(1) Precedential Effect of Published Decisions. A panel of the Court of Appeals must follow the rule of law established by a prior published decision of the Court of Appeals issued on or after November 1, 1990, that has not been reversed or modified by the Supreme Court, or by a special panel of the Court of Appeals as provided in this rule.
(2) Conflicting Opinion. A panel that follows a prior published decision only because it is required to do so by sub rule (1) must so indicate in the text of its opinion, citing this rule and explaining its disagreement with the prior decision. The panel’s opinion must be published in the official reports of opinions of the Court of Appeals.”
Michigan is a stare decisis jurisdiction in which the ratio decidendi sets a precedent for the future. Morse Chain Co v Formsprag Co, 380 Mich 475, 483; 157 NW2d 244 (1968).

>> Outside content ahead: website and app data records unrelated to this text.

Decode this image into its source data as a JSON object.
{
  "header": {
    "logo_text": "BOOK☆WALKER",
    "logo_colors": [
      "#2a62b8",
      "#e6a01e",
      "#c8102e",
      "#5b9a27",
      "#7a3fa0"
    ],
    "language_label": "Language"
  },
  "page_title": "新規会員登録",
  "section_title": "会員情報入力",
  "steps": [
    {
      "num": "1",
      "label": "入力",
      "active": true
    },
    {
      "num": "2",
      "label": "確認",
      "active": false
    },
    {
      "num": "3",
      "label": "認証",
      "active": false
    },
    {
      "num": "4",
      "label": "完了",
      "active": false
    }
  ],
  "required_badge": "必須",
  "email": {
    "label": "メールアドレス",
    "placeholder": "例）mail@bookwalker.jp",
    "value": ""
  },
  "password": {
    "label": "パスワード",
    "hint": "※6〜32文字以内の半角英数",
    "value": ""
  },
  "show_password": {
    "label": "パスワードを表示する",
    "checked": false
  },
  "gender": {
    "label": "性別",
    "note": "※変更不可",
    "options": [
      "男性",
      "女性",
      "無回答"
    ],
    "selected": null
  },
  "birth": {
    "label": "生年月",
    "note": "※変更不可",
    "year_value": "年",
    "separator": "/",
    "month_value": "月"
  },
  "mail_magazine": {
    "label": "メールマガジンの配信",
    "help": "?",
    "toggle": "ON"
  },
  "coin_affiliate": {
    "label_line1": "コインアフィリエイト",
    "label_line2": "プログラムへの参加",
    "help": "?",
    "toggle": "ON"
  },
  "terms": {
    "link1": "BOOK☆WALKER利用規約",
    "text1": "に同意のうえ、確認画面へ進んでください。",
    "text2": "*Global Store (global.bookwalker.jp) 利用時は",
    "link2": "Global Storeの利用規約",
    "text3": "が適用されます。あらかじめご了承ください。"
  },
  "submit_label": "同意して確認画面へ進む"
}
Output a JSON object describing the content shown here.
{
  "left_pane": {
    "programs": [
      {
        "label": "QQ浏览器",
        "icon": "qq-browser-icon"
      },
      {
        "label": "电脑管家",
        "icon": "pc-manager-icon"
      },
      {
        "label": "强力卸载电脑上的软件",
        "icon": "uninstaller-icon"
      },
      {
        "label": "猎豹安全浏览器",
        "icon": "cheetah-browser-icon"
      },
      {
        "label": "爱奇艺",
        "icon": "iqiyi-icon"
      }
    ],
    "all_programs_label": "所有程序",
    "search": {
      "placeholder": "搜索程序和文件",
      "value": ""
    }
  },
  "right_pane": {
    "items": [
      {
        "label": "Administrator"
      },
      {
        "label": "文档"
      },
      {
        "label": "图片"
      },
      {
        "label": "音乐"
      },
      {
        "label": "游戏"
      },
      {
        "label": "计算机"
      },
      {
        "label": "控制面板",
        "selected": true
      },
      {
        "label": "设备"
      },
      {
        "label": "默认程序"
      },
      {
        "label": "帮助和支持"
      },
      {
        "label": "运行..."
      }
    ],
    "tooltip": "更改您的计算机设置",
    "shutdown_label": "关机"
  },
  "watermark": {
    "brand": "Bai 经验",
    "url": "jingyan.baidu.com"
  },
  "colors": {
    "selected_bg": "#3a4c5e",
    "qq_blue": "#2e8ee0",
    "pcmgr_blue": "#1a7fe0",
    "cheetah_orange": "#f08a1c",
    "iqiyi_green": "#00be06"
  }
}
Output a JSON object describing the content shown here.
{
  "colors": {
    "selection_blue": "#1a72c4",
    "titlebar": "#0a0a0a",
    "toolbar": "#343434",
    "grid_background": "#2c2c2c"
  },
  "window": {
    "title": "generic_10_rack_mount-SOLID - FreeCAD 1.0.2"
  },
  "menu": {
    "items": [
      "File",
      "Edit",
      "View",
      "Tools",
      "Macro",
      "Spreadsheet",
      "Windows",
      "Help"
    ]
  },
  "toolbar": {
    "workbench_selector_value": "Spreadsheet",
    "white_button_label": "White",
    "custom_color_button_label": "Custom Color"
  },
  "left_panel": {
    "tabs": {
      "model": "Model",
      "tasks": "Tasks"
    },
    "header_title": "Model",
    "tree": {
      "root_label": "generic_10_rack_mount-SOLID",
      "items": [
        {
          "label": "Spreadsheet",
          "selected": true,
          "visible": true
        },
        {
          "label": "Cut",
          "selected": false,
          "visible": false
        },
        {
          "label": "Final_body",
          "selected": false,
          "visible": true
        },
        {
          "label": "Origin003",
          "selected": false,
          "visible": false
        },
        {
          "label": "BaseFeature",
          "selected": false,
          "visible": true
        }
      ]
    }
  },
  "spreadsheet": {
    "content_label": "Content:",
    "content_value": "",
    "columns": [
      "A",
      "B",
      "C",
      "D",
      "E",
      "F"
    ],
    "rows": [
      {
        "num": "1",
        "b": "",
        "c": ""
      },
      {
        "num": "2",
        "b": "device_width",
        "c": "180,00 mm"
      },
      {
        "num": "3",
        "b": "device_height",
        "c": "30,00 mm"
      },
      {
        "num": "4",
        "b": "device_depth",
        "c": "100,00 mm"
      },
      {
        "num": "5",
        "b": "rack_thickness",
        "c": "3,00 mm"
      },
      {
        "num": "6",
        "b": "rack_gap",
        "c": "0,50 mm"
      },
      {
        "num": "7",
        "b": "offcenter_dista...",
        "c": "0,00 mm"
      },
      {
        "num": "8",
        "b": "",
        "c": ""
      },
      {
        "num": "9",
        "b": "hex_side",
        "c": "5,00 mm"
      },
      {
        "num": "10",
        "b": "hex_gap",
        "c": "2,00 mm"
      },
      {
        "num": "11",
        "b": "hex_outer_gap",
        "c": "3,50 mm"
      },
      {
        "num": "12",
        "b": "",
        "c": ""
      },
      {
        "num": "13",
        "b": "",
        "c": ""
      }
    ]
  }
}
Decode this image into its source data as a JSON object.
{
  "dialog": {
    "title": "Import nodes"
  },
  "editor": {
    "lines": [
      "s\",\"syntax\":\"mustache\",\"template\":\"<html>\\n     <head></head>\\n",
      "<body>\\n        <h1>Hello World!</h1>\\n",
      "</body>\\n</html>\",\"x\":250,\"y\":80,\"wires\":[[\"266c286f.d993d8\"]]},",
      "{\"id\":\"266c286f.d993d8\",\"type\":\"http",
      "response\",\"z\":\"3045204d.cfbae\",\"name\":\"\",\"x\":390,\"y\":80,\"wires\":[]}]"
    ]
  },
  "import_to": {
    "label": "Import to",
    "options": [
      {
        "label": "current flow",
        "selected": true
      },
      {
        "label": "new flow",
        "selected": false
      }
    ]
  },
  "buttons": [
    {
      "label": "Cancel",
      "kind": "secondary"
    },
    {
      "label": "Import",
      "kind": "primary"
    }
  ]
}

“It is a well-settled rule that any statements and comments in an opinion concerning some rule of law or debated legal proposition not necessarily involved nor essential to determination of the case in hand are, however illuminating, but obiter dicta and lack the force of an adjudication.” Case, supra, 220 Mich at 382-83. “Obiter dicta does not create a binding rule of law.” Luster, supra, 239 Mich App at 730 n 5.
Michigan Constitution of 1850, Schedule, Sec. 1 “The common law and the statute laws now in force, not repugnant to this constitution, shall remain in force until they expire by their own limitations or are altered or repealed by the legislature.” See also Const. 1963, art. III, § 7, “The common law and the statute laws now in force, not repugnant to this constitution, shall remain in force until they expire by their own limitations, or are changed, amended or repealed.”